Could you retype the entries below exactly, omitting every picture?

» **DATASET EXTRACT**
....

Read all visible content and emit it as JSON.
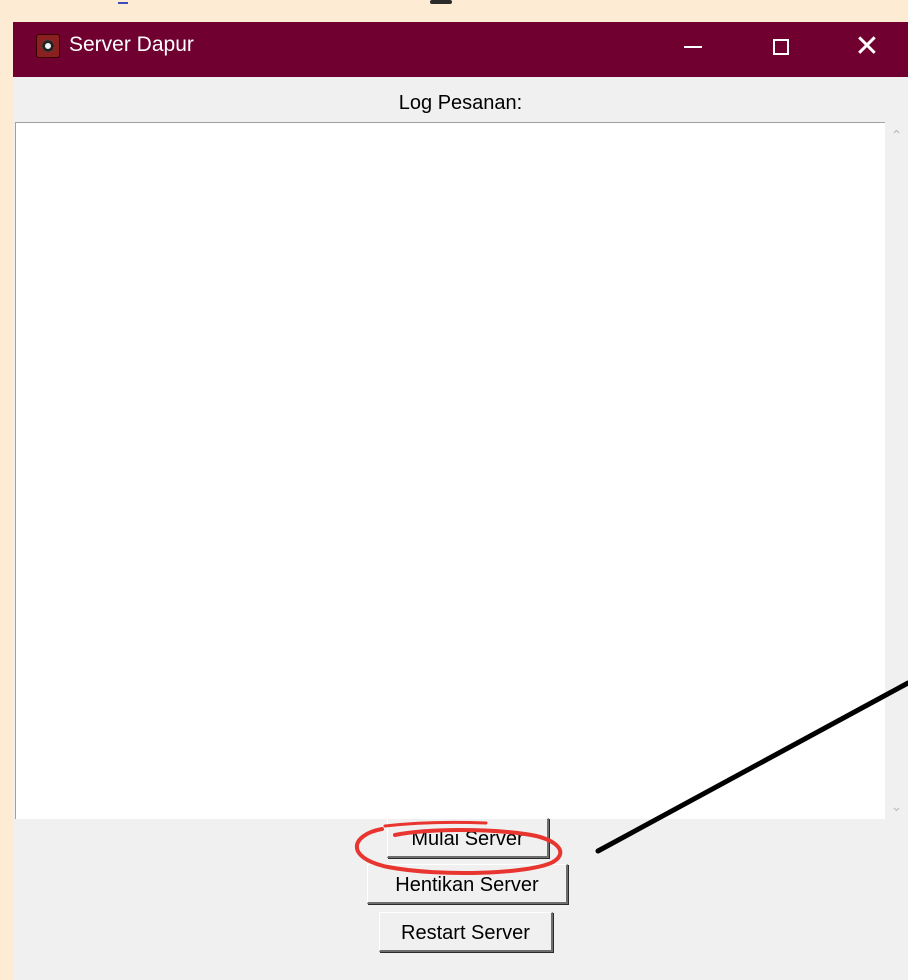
{
  "window": {
    "title": "Server Dapur",
    "title_bar_color": "#6f0030",
    "icons": {
      "app": "app-icon",
      "minimize": "minimize-icon",
      "maximize": "maximize-icon",
      "close": "close-icon"
    },
    "glyphs": {
      "close": "✕"
    }
  },
  "log": {
    "label": "Log Pesanan:",
    "content": ""
  },
  "buttons": {
    "start_label": "Mulai Server",
    "stop_label": "Hentikan Server",
    "restart_label": "Restart Server"
  },
  "annotation": {
    "highlight_color": "#e8352f",
    "arrow_color": "#000000"
  }
}
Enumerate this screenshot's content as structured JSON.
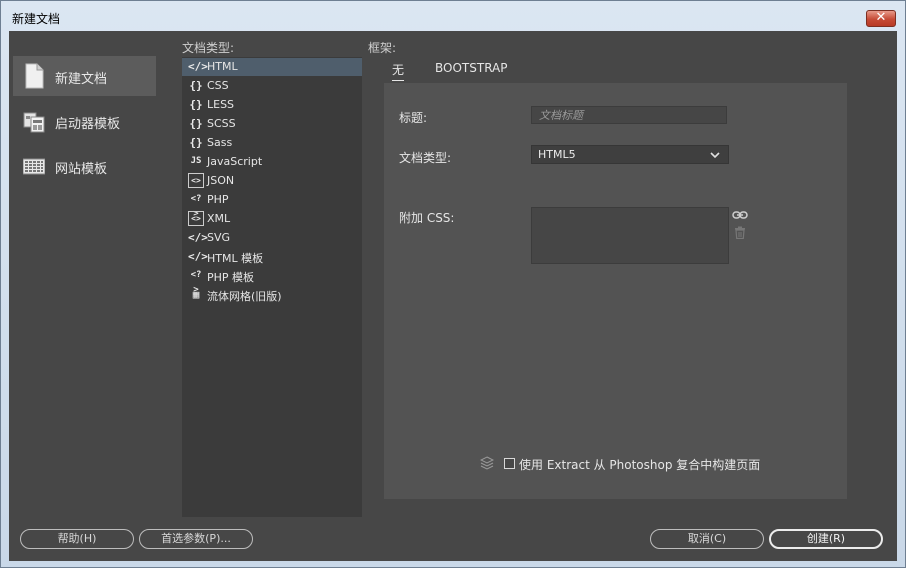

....

» **EXPECTED ANSWER**
Read all visible content and emit it as JSON.
{
  "window": {
    "title": "Server Dapur",
    "title_bar_color": "#6f0030",
    "icons": {
      "app": "app-icon",
      "minimize": "minimize-icon",
      "maximize": "maximize-icon",
      "close": "close-icon"
    },
    "glyphs": {
      "close": "✕"
    }
  },
  "log": {
    "label": "Log Pesanan:",
    "content": ""
  },
  "buttons": {
    "start_label": "Mulai Server",
    "stop_label": "Hentikan Server",
    "restart_label": "Restart Server"
  },
  "annotation": {
    "highlight_color": "#e8352f",
    "arrow_color": "#000000"
  }
}
Enumerate this screenshot's content as structured JSON.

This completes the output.